comment on whether this positive development would be reflected in this year's
EC report on Macedonia, through possible mentioning of a date for start of
Political analyst Denko Malevski blames the political dynamics of the previous
period partly on the parties' quest for short-term political profits.
"Macedonia has a deficit of statesmen and surplus of politicians" says
he. "A statesman is somebody who is ready to confront public opinion in
pointing what is the long term benefit for Macedonia."
FOREIGN ECONOMIC RELATIONS
Good economic relations shared with Croatia
Macedonian foreign minister, Antonio Miloshoski, met Croatian president, Stjepan
Mesic, in Zagreb on June 18th, MRTOnline reported.
During the talks, both sides agreed that Macedonia and Croatia have good
economic relations and share similar views on the current regional issues.
"The two countries have almost identical positions on the current regional
challenges, including the Kosovo status and stabilization of
Bosnia-Herzegovina," says the announcement released after Mesic-Miloshoski
Putin hopes to strengthen Macedonia's ties with Russia
Russian President, Vladimir Putin, has met with Macedonia President, Branko
Crvenkovski, within the framework of the Balkan energy summit on June 24th,
Interfax News Agency reported.
"Relations between our countries are friendly," the Russian president
said, expressing hope that bilateral partnership will grow. At the same time,
Crvenkovski thanked Putin and Russia on behalf of Macedonia for "consistent
and crucial support given over the past several years." Macedonia hails
Russia's assistance very much, the president said. "Relations with Russia
are of the highest priority to Macedonia," he said. Putin believes that the
memorandum of understanding signed last December between Gazprom and Serbia on a
main pipeline to cross the territory of the country is an important step towards
continuous deliveries of Russian gas to the Balkans, Interfax News Agency
Such work is being carried out in Hungary now, Putin said. "We look into
possibilities of further cooperation on the most rational and effective
route," the president said. "Russia is interested in continuing talks
on gas sales and further using the transit capacities of the region, as well as
the construction of underground gas storage facilities in a number of Balkan
states," the president said. "The gasification of Macedonia and the
extension of pipeline networks to Albania, South Serbia and Kosovo is
interesting as well," the president said. "All of this will make the
region even more important and attractive from the point of view of energy

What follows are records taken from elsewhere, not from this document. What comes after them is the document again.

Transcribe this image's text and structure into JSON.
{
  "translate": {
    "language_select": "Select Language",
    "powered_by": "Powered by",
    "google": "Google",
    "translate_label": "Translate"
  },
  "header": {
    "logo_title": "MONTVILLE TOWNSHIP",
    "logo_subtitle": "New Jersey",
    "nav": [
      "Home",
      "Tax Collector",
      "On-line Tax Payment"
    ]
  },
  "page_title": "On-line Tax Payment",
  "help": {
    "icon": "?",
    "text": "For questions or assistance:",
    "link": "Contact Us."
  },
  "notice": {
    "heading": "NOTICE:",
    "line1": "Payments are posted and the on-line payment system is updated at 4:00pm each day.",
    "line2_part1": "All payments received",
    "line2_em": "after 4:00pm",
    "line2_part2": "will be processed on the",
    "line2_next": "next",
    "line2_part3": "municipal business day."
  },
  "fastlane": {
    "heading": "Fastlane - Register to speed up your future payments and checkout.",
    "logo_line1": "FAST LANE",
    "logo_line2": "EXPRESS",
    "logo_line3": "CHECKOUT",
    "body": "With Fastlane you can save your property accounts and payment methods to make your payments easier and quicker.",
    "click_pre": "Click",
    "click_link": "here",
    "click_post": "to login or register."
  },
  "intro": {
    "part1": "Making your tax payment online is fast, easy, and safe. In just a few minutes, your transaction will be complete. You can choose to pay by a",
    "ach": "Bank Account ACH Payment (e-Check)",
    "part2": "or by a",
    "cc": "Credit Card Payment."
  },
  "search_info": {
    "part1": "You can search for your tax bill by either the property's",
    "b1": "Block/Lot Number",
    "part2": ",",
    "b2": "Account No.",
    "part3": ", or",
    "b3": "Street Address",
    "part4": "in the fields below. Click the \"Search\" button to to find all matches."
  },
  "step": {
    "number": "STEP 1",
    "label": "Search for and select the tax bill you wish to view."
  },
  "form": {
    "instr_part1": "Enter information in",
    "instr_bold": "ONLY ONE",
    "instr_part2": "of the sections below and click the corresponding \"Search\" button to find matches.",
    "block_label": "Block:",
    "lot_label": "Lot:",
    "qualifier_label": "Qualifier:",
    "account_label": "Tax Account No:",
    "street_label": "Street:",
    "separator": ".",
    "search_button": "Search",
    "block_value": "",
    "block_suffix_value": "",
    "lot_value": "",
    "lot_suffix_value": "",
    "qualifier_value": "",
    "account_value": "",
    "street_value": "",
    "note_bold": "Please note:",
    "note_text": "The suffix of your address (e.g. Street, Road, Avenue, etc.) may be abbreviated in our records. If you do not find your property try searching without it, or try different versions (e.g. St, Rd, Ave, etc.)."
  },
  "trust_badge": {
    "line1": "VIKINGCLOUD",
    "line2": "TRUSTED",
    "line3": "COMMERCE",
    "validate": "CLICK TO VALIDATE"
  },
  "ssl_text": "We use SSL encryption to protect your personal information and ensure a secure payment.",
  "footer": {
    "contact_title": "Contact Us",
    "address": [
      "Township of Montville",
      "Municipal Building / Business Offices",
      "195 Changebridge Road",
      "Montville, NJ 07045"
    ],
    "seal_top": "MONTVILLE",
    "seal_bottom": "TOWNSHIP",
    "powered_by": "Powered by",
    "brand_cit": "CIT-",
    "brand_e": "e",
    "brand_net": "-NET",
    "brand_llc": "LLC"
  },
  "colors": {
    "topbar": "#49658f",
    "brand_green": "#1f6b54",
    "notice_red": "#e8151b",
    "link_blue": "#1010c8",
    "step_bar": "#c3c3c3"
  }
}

problems in Europe in general," Putin said.
Clean water from Hydro-system
The construction of the Zletovica Hydro-System would resolve the water
problems of populations in Stip, Probistip, Kratovo, Sveti Nikole, Lozovo and
Karbinci, according to Macedonia's government. Although the idea for such a
hydro-system was proposed about 50 years ago, it was only put into a first
design 20 years ago, and thereafter stalled over a lack of funding. The
hydro-system is scheduled to be completed by 2010. More than 10,000 people in
eastern Macedonia would be supplied with clean water. Zletovica General
Director, Stojan Milanov, said, MRTOnline reported that he expects construction
to be completed on schedule.
Overall, the project costs 150 million Euro. The hydro-system will be
constructed in three phases. The first will entail the construction of a 75
metre-high "Knezevo" dam on the Zletovica River, and a water supply
system consisting of a water supply pipeline and purification stations for
several municipalities. The artificial lake in the Osogovski Mountains, created
by the dam, will contain 23.5 million cubic metres of water. An irrigation
system for 3,100 hectares of arable land in Probistip will be constructed in the
second phase. Experts say this is an important part of the investment project
because higher agricultural yields will be produced. The third part of the
system includes the construction of hydropower plants that are expected to
produce 56 million kilowatts of electricity annually. The construction costs of
the hydro-system would be financed by the Japanese government and international
banks; and the Macedonia government will create jobs and provide work for
domestic construction companies.